Rocklin Fire Department’s immediate conclusions in the face of Valero’s plans involve identifying the community’s specific risks if an oil train accident occurs, and then gearing training and preparedness for those exact scenarios. One asset the fire department currently already has is a foam tender with over 1,000 gallons of Class B foam. If the Valero EIR passes, obtaining more backup resources may be a topic the city council considers.

Rocklin City Public Information Officer Karen Garner said the recent staff report to leadership is, for the moment, an overview.

“The presentation was just about presenting the facts and current status of a topic that’s received a lot of attention lately,” Garner said this week. “No request for additional equipment or resources is being made at this time.”

An inside look at rail industry views on proposed safety rules

Repost from Railway Age
[Editor: Check out rail industry insider perspectives on the DOT’s proposed new safety rules, and a few of their hoped-for changes before the rules become final.  – RS]

DOT crude oil NPRM: Will cooler heads prevail?

August 7, 2014, by  William C. Vantuono, Editor-in-Chief
A recent call-in forum on crude by rail conducted by Cowen and Company Managing Director and Railway Age Contributing Editor Jason H. Seidl “helped affirm our view that the final version of the DOT’s safety rules may include some changes to the ones proposed on July 23.”

“We believe that the final draft of the [Notice of Proposed Rulemaking on High-Hazard Flammable Trains and DOT 111 tank cars] could be more friendly to shippers than the first proposal,” said Seidl. “This, along with the removed uncertainty, could put a more positive spin on regulations that are sure to add costs for the industry.”

Retrofitting tank cars to 9/16-inch-thick steel is “a tall order,” said Seidl. “A railcar manufacturing executive on our panel suggested that retrofitting existing 7/16-inch-steel cars to 9/16-inch layers would be a problematic task, as the technology for implementing the conversion may not be currently available.

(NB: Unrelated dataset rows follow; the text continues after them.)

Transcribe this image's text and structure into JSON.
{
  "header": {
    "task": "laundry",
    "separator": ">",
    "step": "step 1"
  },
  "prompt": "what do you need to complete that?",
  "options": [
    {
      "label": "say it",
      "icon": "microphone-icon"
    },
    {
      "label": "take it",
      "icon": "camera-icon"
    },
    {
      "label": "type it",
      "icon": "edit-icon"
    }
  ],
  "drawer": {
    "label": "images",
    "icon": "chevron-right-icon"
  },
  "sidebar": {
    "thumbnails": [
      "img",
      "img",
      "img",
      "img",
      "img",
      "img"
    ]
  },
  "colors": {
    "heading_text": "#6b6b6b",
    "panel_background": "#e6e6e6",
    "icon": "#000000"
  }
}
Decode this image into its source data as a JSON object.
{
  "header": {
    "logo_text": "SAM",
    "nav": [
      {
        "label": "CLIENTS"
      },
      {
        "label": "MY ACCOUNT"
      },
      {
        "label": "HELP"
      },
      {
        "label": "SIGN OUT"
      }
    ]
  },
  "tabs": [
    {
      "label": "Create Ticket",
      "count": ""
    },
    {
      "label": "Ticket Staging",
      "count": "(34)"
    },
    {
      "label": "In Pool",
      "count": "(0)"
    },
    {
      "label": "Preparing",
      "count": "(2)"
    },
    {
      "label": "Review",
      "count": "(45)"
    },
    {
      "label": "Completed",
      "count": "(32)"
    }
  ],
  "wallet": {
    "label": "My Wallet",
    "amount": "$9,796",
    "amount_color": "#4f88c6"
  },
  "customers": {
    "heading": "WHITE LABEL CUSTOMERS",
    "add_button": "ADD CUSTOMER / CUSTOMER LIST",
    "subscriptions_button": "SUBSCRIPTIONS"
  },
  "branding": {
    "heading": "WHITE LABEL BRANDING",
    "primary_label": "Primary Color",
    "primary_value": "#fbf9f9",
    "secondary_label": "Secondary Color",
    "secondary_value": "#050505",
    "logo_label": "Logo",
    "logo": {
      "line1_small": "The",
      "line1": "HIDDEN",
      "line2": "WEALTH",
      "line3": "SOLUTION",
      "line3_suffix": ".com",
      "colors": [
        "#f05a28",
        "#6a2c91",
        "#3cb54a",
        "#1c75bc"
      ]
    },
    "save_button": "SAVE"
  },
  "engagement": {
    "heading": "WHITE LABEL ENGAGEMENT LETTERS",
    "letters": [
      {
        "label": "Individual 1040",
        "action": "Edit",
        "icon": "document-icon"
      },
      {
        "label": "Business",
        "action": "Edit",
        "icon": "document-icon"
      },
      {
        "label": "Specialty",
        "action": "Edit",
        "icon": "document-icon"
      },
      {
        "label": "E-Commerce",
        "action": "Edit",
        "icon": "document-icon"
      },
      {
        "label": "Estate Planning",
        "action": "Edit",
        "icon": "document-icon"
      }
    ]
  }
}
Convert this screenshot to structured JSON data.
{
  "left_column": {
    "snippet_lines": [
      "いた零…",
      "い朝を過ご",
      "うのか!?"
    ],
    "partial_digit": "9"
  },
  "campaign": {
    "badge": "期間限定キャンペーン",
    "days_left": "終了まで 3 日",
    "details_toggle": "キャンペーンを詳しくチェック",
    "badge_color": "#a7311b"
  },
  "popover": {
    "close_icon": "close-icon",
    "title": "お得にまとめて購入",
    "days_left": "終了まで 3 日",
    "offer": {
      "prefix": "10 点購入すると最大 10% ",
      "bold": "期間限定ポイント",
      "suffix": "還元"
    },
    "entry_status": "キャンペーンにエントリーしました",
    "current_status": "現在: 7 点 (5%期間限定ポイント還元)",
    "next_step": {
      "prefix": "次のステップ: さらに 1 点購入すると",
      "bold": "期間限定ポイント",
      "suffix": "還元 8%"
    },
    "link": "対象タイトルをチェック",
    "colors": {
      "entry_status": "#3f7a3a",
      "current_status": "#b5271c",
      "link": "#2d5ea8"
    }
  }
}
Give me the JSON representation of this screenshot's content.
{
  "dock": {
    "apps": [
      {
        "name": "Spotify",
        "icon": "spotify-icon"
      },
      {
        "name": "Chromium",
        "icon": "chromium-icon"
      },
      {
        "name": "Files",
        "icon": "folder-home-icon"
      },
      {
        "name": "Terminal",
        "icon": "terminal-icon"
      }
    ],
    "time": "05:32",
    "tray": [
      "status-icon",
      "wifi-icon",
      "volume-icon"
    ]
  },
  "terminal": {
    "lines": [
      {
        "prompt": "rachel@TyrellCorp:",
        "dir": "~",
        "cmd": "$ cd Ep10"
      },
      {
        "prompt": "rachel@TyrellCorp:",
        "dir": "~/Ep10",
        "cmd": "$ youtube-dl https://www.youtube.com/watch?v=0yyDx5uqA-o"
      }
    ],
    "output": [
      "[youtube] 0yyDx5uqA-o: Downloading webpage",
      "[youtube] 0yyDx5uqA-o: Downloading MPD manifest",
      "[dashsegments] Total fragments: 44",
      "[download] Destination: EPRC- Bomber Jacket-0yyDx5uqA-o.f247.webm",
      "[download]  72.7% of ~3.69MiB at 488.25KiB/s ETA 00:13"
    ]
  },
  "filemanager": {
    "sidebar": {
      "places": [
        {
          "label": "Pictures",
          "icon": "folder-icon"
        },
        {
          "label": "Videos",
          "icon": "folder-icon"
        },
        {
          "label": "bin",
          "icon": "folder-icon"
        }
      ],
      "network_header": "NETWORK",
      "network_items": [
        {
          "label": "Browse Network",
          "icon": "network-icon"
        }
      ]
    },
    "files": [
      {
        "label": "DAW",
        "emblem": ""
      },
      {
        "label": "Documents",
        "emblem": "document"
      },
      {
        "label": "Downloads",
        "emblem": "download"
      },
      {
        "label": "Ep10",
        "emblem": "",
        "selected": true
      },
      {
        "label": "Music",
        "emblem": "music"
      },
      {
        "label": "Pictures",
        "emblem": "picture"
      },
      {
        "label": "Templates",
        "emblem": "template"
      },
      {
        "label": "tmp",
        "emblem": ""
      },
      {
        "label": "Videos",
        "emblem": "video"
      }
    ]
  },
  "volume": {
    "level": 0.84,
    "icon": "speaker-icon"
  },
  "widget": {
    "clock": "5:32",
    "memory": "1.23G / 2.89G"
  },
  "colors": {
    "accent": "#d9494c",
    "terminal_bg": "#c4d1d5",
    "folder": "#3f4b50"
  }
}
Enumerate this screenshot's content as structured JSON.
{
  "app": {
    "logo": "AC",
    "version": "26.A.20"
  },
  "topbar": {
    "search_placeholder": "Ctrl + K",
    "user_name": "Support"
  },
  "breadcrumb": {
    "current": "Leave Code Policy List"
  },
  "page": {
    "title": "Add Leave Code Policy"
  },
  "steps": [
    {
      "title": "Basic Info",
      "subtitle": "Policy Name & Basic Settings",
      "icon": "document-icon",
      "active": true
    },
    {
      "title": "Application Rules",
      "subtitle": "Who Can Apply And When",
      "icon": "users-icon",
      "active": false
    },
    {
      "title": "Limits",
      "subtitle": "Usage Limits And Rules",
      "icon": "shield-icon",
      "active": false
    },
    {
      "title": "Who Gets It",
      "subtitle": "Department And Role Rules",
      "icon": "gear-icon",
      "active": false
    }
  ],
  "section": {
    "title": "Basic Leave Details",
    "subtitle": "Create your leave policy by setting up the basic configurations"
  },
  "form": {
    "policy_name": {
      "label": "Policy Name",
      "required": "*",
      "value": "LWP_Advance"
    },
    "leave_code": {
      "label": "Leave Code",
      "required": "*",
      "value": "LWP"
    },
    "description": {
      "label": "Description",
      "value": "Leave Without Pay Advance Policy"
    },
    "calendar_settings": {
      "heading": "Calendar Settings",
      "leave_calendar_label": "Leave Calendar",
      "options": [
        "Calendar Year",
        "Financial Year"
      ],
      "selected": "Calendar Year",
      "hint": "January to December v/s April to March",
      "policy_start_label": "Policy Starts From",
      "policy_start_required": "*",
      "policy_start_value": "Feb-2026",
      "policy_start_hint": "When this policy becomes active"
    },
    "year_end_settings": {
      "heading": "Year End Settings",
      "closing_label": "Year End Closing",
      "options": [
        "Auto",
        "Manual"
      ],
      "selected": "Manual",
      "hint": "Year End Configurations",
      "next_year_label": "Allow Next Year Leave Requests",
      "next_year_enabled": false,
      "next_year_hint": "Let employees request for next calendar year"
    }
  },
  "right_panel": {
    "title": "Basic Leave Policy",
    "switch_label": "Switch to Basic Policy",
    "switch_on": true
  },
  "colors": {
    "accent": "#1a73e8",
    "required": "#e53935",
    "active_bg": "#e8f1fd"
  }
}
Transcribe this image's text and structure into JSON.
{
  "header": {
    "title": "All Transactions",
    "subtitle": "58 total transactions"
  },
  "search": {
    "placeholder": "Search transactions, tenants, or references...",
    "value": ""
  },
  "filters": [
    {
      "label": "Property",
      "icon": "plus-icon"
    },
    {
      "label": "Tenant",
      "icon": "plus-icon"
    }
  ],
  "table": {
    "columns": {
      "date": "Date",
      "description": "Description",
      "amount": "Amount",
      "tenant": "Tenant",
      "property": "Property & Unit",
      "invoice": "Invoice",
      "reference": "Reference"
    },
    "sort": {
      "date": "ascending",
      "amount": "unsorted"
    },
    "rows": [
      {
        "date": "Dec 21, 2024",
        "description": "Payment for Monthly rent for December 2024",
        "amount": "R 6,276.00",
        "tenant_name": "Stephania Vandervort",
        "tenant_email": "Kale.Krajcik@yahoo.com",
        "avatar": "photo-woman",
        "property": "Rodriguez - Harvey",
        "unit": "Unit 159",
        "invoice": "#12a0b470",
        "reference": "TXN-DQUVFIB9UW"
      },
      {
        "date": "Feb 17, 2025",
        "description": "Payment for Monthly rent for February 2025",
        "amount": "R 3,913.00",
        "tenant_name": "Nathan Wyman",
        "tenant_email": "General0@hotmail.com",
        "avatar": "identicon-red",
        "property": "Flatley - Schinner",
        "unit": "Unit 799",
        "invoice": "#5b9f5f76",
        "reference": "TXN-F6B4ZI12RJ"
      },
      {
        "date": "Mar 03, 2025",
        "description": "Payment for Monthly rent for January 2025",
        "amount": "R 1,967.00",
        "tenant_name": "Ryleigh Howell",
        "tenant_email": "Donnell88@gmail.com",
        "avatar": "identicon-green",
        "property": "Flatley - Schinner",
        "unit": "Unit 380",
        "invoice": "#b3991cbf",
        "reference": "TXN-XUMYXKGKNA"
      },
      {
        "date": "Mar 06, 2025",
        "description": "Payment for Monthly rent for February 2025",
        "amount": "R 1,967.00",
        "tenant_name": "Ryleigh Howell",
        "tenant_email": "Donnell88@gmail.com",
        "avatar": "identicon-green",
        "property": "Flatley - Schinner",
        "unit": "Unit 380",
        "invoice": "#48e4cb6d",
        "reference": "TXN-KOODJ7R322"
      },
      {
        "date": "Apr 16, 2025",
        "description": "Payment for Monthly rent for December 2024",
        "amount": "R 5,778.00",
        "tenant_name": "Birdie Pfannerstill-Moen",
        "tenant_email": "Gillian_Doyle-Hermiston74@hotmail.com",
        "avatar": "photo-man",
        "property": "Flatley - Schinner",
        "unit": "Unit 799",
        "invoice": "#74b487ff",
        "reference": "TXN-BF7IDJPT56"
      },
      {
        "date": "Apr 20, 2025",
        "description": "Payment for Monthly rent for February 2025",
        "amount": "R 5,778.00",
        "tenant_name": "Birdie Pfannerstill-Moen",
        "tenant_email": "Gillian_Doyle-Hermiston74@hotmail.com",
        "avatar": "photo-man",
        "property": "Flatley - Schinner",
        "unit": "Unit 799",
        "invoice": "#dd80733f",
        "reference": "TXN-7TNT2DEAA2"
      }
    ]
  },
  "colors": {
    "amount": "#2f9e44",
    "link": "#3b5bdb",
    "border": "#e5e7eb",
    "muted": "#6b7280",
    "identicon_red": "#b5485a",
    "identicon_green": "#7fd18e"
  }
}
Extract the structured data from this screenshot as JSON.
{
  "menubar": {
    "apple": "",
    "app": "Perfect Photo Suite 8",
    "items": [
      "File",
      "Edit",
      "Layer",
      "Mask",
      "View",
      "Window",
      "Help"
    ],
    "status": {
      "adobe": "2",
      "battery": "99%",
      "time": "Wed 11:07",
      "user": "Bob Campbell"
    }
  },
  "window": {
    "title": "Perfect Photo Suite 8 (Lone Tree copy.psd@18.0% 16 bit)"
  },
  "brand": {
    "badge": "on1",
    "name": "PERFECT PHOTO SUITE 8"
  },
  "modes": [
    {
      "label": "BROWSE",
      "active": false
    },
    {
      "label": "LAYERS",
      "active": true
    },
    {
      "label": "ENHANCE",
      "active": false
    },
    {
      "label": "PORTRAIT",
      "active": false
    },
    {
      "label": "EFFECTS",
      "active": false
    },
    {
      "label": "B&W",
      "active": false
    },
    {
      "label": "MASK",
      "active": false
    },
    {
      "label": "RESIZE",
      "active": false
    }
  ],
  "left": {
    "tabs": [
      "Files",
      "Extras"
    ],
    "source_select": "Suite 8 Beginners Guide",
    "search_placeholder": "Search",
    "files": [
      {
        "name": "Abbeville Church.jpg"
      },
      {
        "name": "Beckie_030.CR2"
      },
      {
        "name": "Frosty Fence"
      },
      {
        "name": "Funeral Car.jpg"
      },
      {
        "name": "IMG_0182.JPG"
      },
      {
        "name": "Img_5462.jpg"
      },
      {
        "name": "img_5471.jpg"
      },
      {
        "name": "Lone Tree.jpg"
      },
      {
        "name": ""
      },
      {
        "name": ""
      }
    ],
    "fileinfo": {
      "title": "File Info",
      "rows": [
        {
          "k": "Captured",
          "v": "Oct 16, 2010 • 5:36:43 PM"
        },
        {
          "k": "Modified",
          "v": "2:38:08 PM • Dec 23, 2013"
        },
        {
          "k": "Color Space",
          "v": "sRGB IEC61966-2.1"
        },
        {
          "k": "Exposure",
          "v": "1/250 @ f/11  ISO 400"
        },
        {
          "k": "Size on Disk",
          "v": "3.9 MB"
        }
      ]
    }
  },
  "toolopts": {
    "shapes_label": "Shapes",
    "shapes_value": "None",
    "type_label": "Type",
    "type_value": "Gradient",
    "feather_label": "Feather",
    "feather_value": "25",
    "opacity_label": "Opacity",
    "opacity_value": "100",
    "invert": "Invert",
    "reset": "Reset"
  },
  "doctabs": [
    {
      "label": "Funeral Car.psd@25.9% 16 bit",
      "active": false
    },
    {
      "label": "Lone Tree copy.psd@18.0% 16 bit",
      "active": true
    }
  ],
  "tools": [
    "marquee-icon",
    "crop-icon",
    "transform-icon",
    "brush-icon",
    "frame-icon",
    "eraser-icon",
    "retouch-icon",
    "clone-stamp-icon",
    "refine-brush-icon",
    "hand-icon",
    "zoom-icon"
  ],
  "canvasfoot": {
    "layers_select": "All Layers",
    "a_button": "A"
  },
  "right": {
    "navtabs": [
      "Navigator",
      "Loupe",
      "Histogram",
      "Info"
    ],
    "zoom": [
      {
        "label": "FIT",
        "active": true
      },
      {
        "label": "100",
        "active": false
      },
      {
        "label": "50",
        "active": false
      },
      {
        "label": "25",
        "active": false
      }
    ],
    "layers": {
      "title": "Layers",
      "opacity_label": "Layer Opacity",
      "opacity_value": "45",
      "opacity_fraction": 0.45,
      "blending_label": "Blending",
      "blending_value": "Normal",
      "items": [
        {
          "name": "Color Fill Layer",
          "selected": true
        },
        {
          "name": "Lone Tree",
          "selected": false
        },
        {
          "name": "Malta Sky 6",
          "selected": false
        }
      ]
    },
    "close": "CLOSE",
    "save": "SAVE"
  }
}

Additionally, such an undertaking may be restricted by tight steel supplies, which could disrupt and prolong production for months. This would exacerbate concerns about the two- to five-year proposed compliance period, which is already viewed as insufficient by many players in the industry. According to our panelist, a more realistic retrofitting of the existing 7/16-inch-steel car fleet would take five to seven years and consist of other improvements, such as top fittings and thermal jackets. If retrofitting to a 9/16-inch-steel layer is ultimately adopted in one or more of the paths to compliance, the Greenbrier Companies could benefit as it already applies this standard to its “Tank Car of the Future” group of tank cars. That being said, we believe that the final version of the rules will include some key changes to the ones proposed on July 23.”

The Cowen panelists agreed that reducing crude oil train dwell time would make more sense than reducing speed. “The consensus opinion seemed to be that enforcing broad speed restrictions may not be the right approach,” noted Seidl. “The panelists indicated that emphasis should be placed on reducing the total time that High Hazard Flammable Trains (HHFTs) spend in populated areas, and slower trains do just the opposite. Additionally, reduced train speeds would require more cars and detrimentally impact the supply chain, potentially resulting in higher dwell times in populated areas. One panelist suggested that CBR regulators should communicate with the groups that have created regulations for other rail-transported hazardous materials, such as chlorine. Such regulations, which rely in large part on reducing dwell time in densely populated areas, appear to have been effective in improving transportation safety.”